Post date: September 21 2000

Former Nurse Admits Stealing Powerful Narcotics From Clinton County Hospital's E.r.

Attorney General Spitzer today announced that a former registered nurse at Champlain Valley Physician's Hospital (CVPH) in Plattsburgh has pleaded guilty to charges of stealing powerful narcotic painkillers for his own use and then falsifying the hospital's records to conceal the thefts.

Appearing earlier this week before Clinton County Judge Patrick McGill, Edward Fowler pleaded guilty to the felony crime of Falsifying Business Records in the First Degree, and one count each of Petit Larceny and Criminal Possession of a Controlled Substance in the Seventh Degree, both Class A misdemeanors.

Following his plea, Fowler was sentenced to six months in jail and five years' probation on the felony charge and two months in jail on each of the misdemeanors, to run concurrently with the felony jail time. He was immediately remanded.
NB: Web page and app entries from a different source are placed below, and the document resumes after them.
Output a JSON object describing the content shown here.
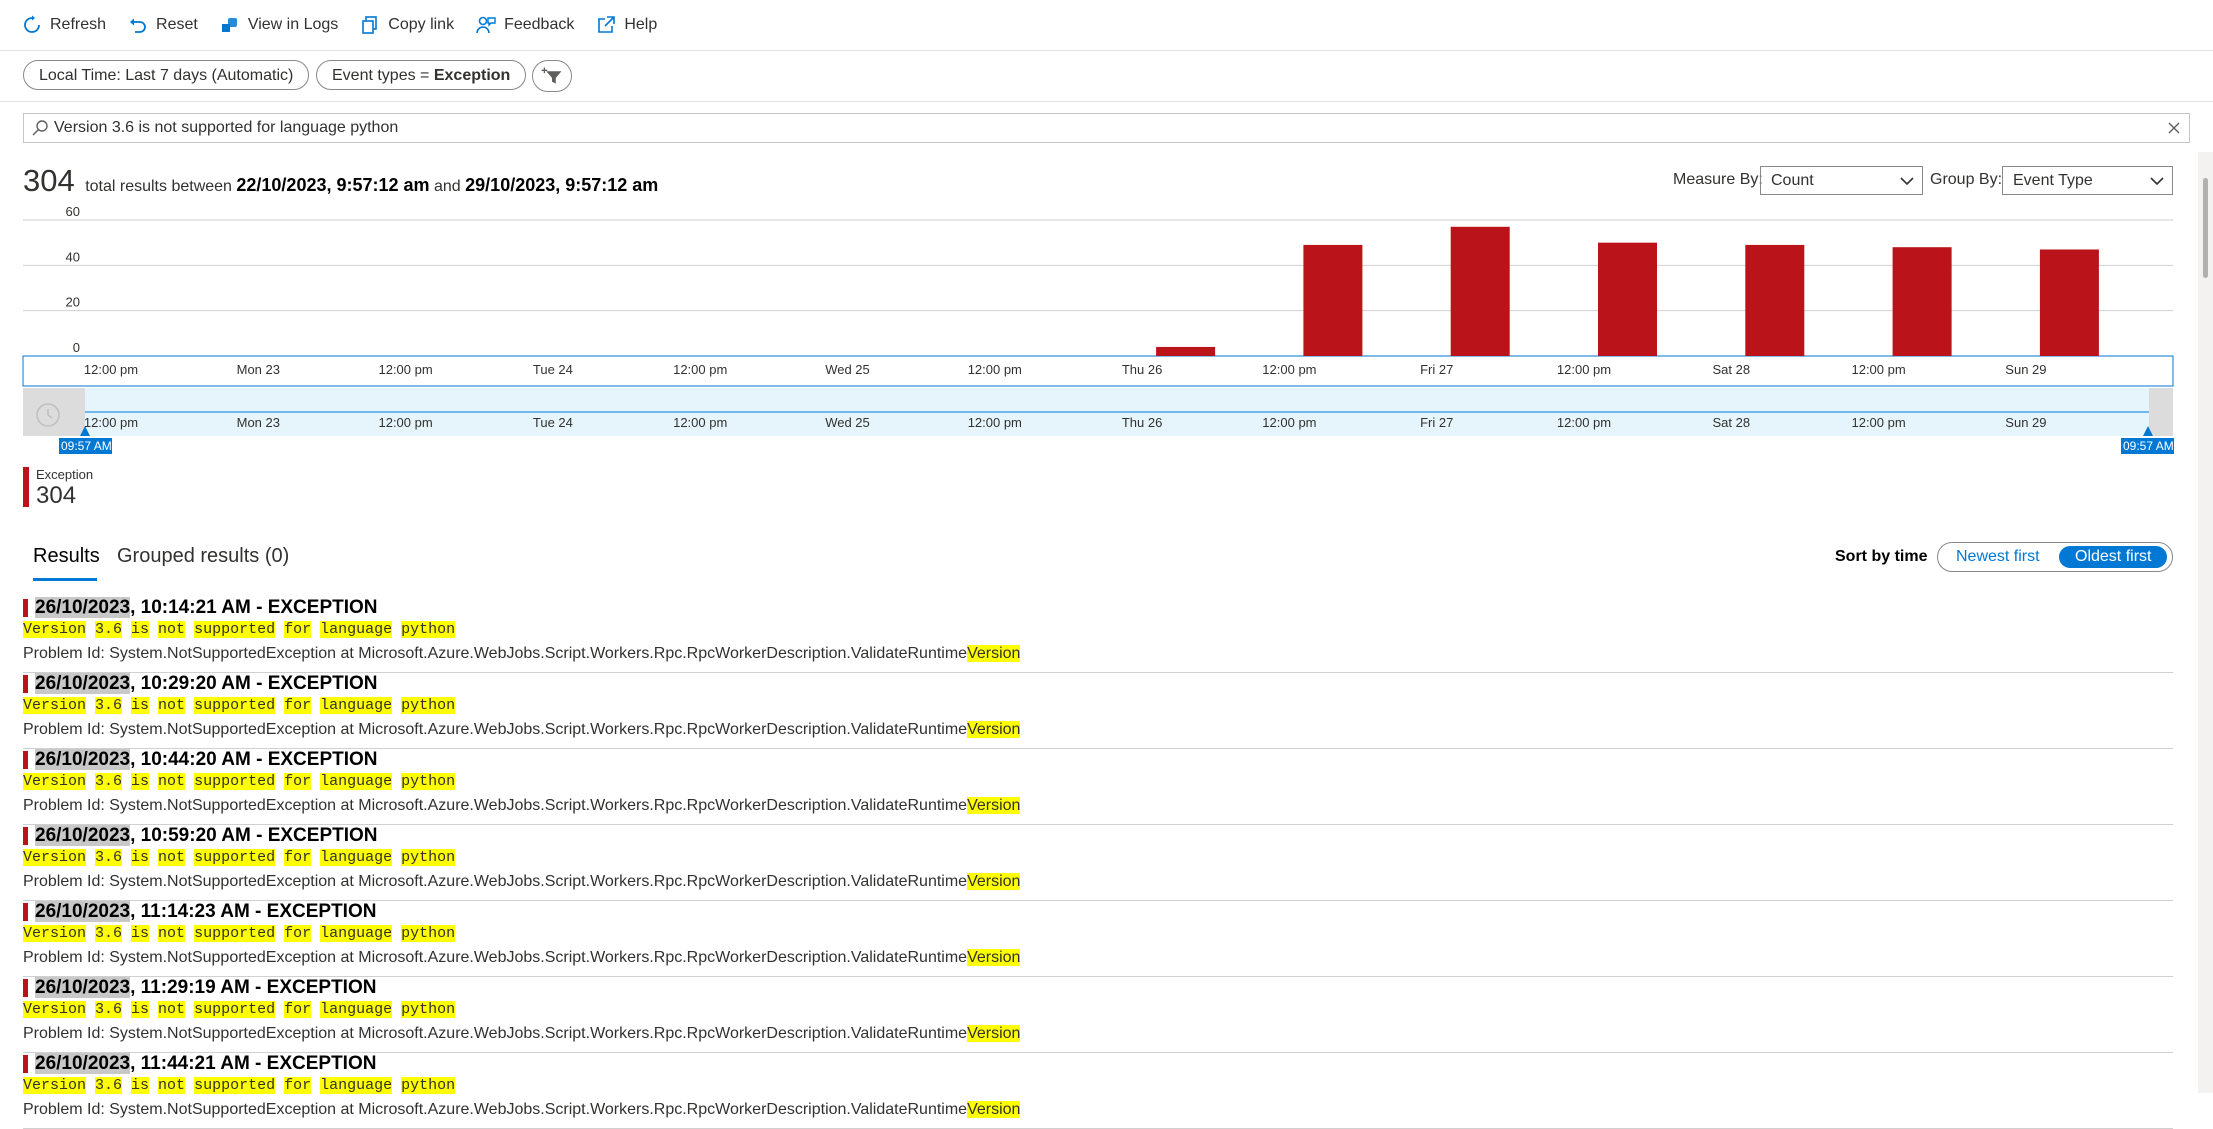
{
  "toolbar": {
    "items": [
      {
        "label": "Refresh",
        "icon": "refresh-icon"
      },
      {
        "label": "Reset",
        "icon": "undo-icon"
      },
      {
        "label": "View in Logs",
        "icon": "logs-icon"
      },
      {
        "label": "Copy link",
        "icon": "copy-icon"
      },
      {
        "label": "Feedback",
        "icon": "feedback-icon"
      },
      {
        "label": "Help",
        "icon": "external-link-icon"
      }
    ]
  },
  "filters": {
    "time": "Local Time: Last 7 days (Automatic)",
    "event_types_prefix": "Event types = ",
    "event_types_value": "Exception",
    "add_filter_icon": "add-filter-icon"
  },
  "search": {
    "value": "Version 3.6 is not supported for language python"
  },
  "summary": {
    "count": "304",
    "text_between": "total results between",
    "start": "22/10/2023, 9:57:12 am",
    "and": "and",
    "end": "29/10/2023, 9:57:12 am"
  },
  "measure_by": {
    "label": "Measure By:",
    "value": "Count"
  },
  "group_by": {
    "label": "Group By:",
    "value": "Event Type"
  },
  "chart_data": {
    "type": "bar",
    "y_ticks": [
      "60",
      "40",
      "20",
      "0"
    ],
    "ylim": [
      0,
      60
    ],
    "x_ticks": [
      "12:00 pm",
      "Mon 23",
      "12:00 pm",
      "Tue 24",
      "12:00 pm",
      "Wed 25",
      "12:00 pm",
      "Thu 26",
      "12:00 pm",
      "Fri 27",
      "12:00 pm",
      "Sat 28",
      "12:00 pm",
      "Sun 29"
    ],
    "series": [
      {
        "name": "Exception",
        "color": "#ba141a",
        "values": [
          0,
          0,
          0,
          0,
          0,
          0,
          0,
          4,
          49,
          57,
          50,
          49,
          48,
          47
        ]
      }
    ],
    "brush_start_label": "09:57 AM",
    "brush_end_label": "09:57 AM"
  },
  "legend": {
    "name": "Exception",
    "value": "304",
    "color": "#ba141a"
  },
  "tabs": {
    "results": "Results",
    "grouped": "Grouped results (0)"
  },
  "sort": {
    "label": "Sort by time",
    "newest": "Newest first",
    "oldest": "Oldest first"
  },
  "results": [
    {
      "date": "26/10/2023",
      "rest": ", 10:14:21 AM - EXCEPTION"
    },
    {
      "date": "26/10/2023",
      "rest": ", 10:29:20 AM - EXCEPTION"
    },
    {
      "date": "26/10/2023",
      "rest": ", 10:44:20 AM - EXCEPTION"
    },
    {
      "date": "26/10/2023",
      "rest": ", 10:59:20 AM - EXCEPTION"
    },
    {
      "date": "26/10/2023",
      "rest": ", 11:14:23 AM - EXCEPTION"
    },
    {
      "date": "26/10/2023",
      "rest": ", 11:29:19 AM - EXCEPTION"
    },
    {
      "date": "26/10/2023",
      "rest": ", 11:44:21 AM - EXCEPTION"
    }
  ],
  "result_message_words": [
    "Version",
    "3.6",
    "is",
    "not",
    "supported",
    "for",
    "language",
    "python"
  ],
  "result_problem_prefix": "Problem Id: System.NotSupportedException at Microsoft.Azure.WebJobs.Script.Workers.Rpc.RpcWorkerDescription.ValidateRuntime",
  "result_problem_highlight": "Version"
}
"When patients are brought to a hospital's emergency room, they put their lives and trust in the hands of nurses and other health care staff," said Spitzer. "For employees entrusted with such critical responsibilities to abuse drugs is inexcusable and could very well put patients' lives at risk. This conviction sends a clear message to all health care workers that my Medicaid Fraud Control Unit will continue to aggressively ferret out such criminal activity, and that prosecution will be swift and encompass the full measure of the law."

Between May and December 1999, Fowler stole various controlled medications - including morphine and methadone - from CVPH. The drugs, in both injectable and tablet form, were obtained from the hospital's pharmacy department or the emergency room's locked narcotics cabinet.
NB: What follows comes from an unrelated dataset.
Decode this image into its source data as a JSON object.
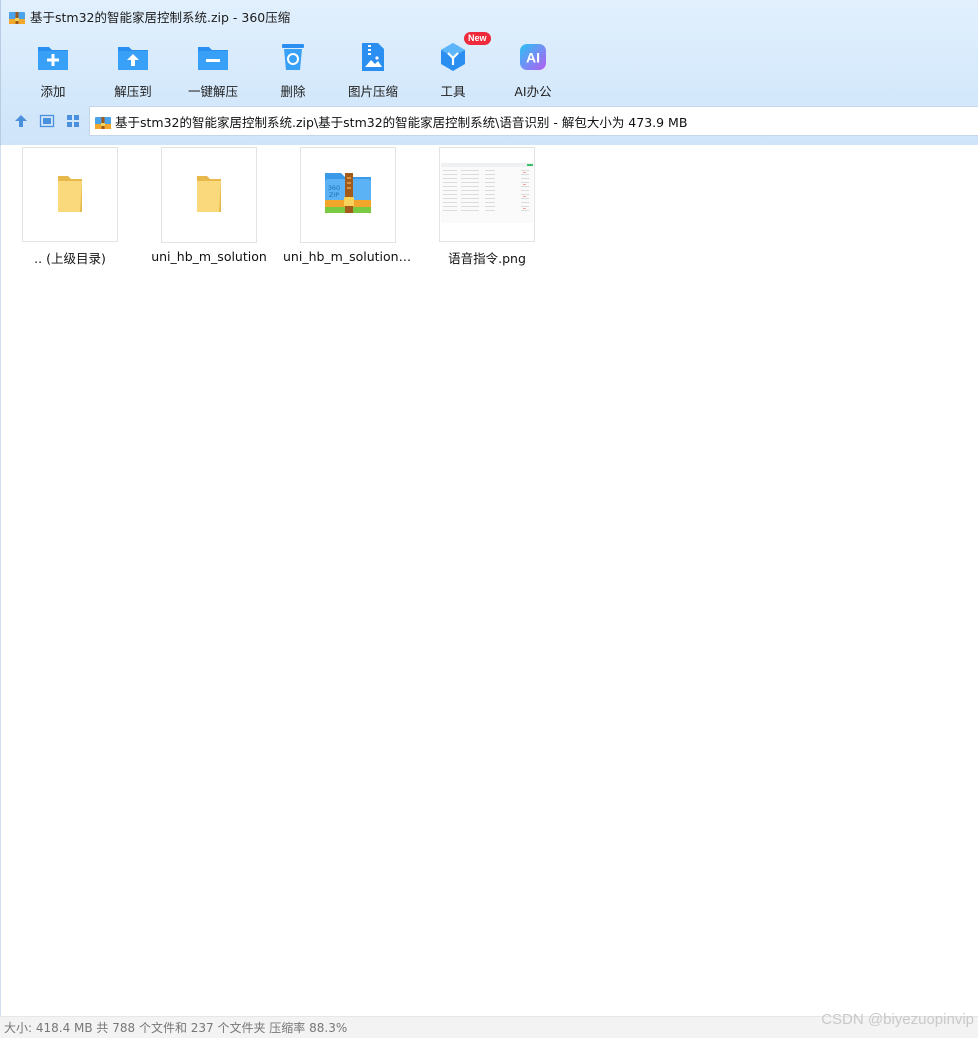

In order to conceal the thefts, Fowler falsified hospital records to indicate that the drugs had been ordered by physicians for the treatment of E.R. patients. In most cases, the drugs were either never ordered, the patients were not in the E.R. on the date specified, or the dosage was incorrect.

For example, on October 20, 1999, Fowler removed a total of six vials of Versid from the E.R.'s narcotics cabinet, falsely indicating each time that the drug had been ordered by a physician for a specific E.R. patient. That same day, Fowler removed a vial containing 10 mg. of IV morphine sulfate from the E.R.'s narcotics cabinet and after administering only 2 mg. to a patient under his care, he kept the remaining 8 mg. for his own use.
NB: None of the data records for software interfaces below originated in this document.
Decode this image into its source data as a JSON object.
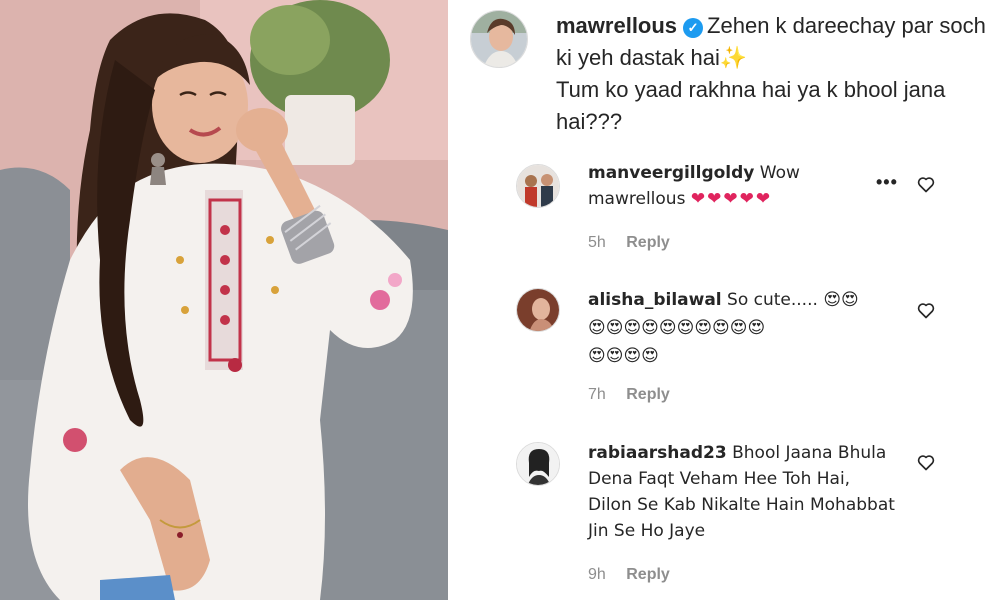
{
  "post": {
    "author": {
      "username": "mawrellous",
      "verified": true,
      "caption_line1": "Zehen k dareechay par soch ki yeh dastak hai",
      "caption_emoji": "✨",
      "caption_line2": "Tum ko yaad rakhna hai ya k bhool jana hai???"
    }
  },
  "comments": [
    {
      "username": "manveergillgoldy",
      "text": "Wow mawrellous",
      "emojis": "❤❤❤❤❤",
      "time": "5h",
      "reply_label": "Reply",
      "more_icon": "more-horizontal-icon",
      "like_icon": "heart-outline-icon"
    },
    {
      "username": "alisha_bilawal",
      "text": "So cute.....",
      "emojis_line1": "😍😍",
      "emojis_line2": "😍😍😍😍😍😍😍😍😍😍",
      "emojis_line3": "😍😍😍😍",
      "time": "7h",
      "reply_label": "Reply",
      "like_icon": "heart-outline-icon"
    },
    {
      "username": "rabiaarshad23",
      "text": "Bhool Jaana Bhula Dena Faqt Veham Hee Toh Hai, Dilon Se Kab Nikalte Hain Mohabbat Jin Se Ho Jaye",
      "time": "9h",
      "reply_label": "Reply",
      "like_icon": "heart-outline-icon"
    }
  ],
  "colors": {
    "verified_badge": "#1d9bf0",
    "meta_text": "#8e8e8e",
    "heart_emoji": "#e0245e"
  }
}
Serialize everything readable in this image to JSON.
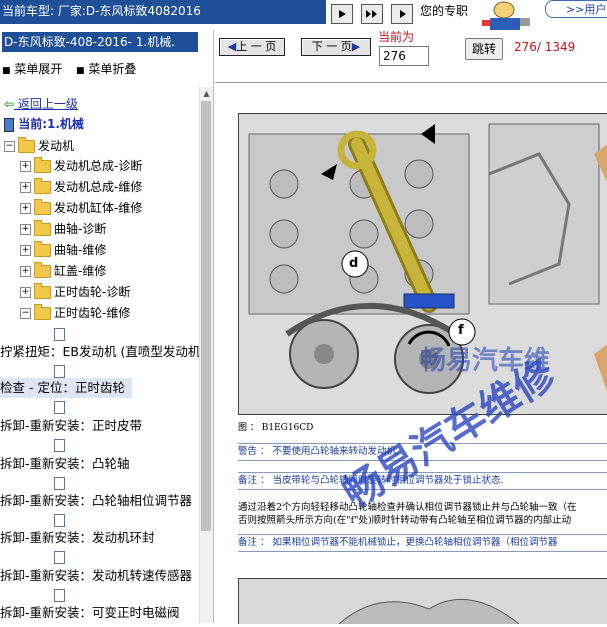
{
  "topbar": {
    "car_label": "当前车型:   厂家:D-东风标致4082016",
    "nav_icons": [
      "play-icon",
      "double-play-icon",
      "play-left-icon"
    ],
    "expert_text": "您的专职",
    "more_link": ">>用户"
  },
  "left": {
    "selected_title": "D-东风标致-408-2016- 1.机械.",
    "expand_all": "菜单展开",
    "collapse_all": "菜单折叠",
    "back": "返回上一级",
    "current": "当前:1.机械",
    "root": "发动机",
    "children": [
      "发动机总成-诊断",
      "发动机总成-维修",
      "发动机缸体-维修",
      "曲轴-诊断",
      "曲轴-维修",
      "缸盖-维修",
      "正时齿轮-诊断",
      "正时齿轮-维修"
    ],
    "leaves": [
      "拧紧扭矩：EB发动机 (直喷型发动机",
      "检查 - 定位：正时齿轮",
      "拆卸-重新安装：正时皮带",
      "拆卸-重新安装：凸轮轴",
      "拆卸-重新安装：凸轮轴相位调节器",
      "拆卸-重新安装：发动机环封",
      "拆卸-重新安装：发动机转速传感器",
      "拆卸-重新安装：可变正时电磁阀"
    ]
  },
  "pager": {
    "prev": "上 一 页",
    "next": "下 一 页",
    "current_label": "当前为",
    "current_value": "276",
    "jump": "跳转",
    "count": "276/ 1349"
  },
  "doc": {
    "callout_d": "d",
    "callout_f": "f",
    "figure_caption": "图 ： B1EG16CD",
    "warning": "警告 ：  不要使用凸轮轴来转动发动机.",
    "note1": "备注 ：  当皮带轮与凸轮轴同时旋转时相位调节器处于锁止状态.",
    "body1": "通过沿着2个方向轻轻移动凸轮轴检查并确认相位调节器锁止并与凸轮轴一致（在",
    "body2": "否则按照箭头所示方向(在\"f\"处)顺时针转动带有凸轮轴至相位调节器的内部止动",
    "note2": "备注 ：  如果相位调节器不能机械锁止，更换凸轮轴相位调节器（相位调节器",
    "watermark_small": "畅易汽车维",
    "watermark_large": "畅易汽车维修"
  },
  "colors": {
    "title_bg": "#1f4f96",
    "count_red": "#c0141c",
    "link_blue": "#1a3aa0"
  }
}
A dazed and incoherent Fowler was observed later in the day in the E.R. clutching a vial of Versid and trying to make an entry in the E.R.'s narcotic log computer program. The hospital sent him home on administrative leave and began an investigation.

Four days later, Fowler, while still on leave, appeared at CVPH dressed in hospital scrubs and signed out narcotics for patients who were no longer in the hospital. Even after he surrendered his nursing license on December 3, 1999, Fowler repeatedly went back to the hospital in his E.R. uniform and signed out controlled drugs from the pharmacy, claiming that they were for hospital patients.

Fowler, 31, lives at 2111 Pony Farm Road, Jacksonville, North Carolina. He formerly lived at 77 Sand Road in Morrisonville, New York. Fowler worked at the hospital from August 1993 to October 1999. He was a registered nurse in New York State from 1991 to December 3, 1999.

The case was prosecuted by Special Assistant Attorney General John M. Meekins, Regional Director of the Albany Regional Office of Spitzer's Medicaid Fraud Control Unit. All cases are handled under the direct supervision of Deputy Attorney General Jos? Maldonado.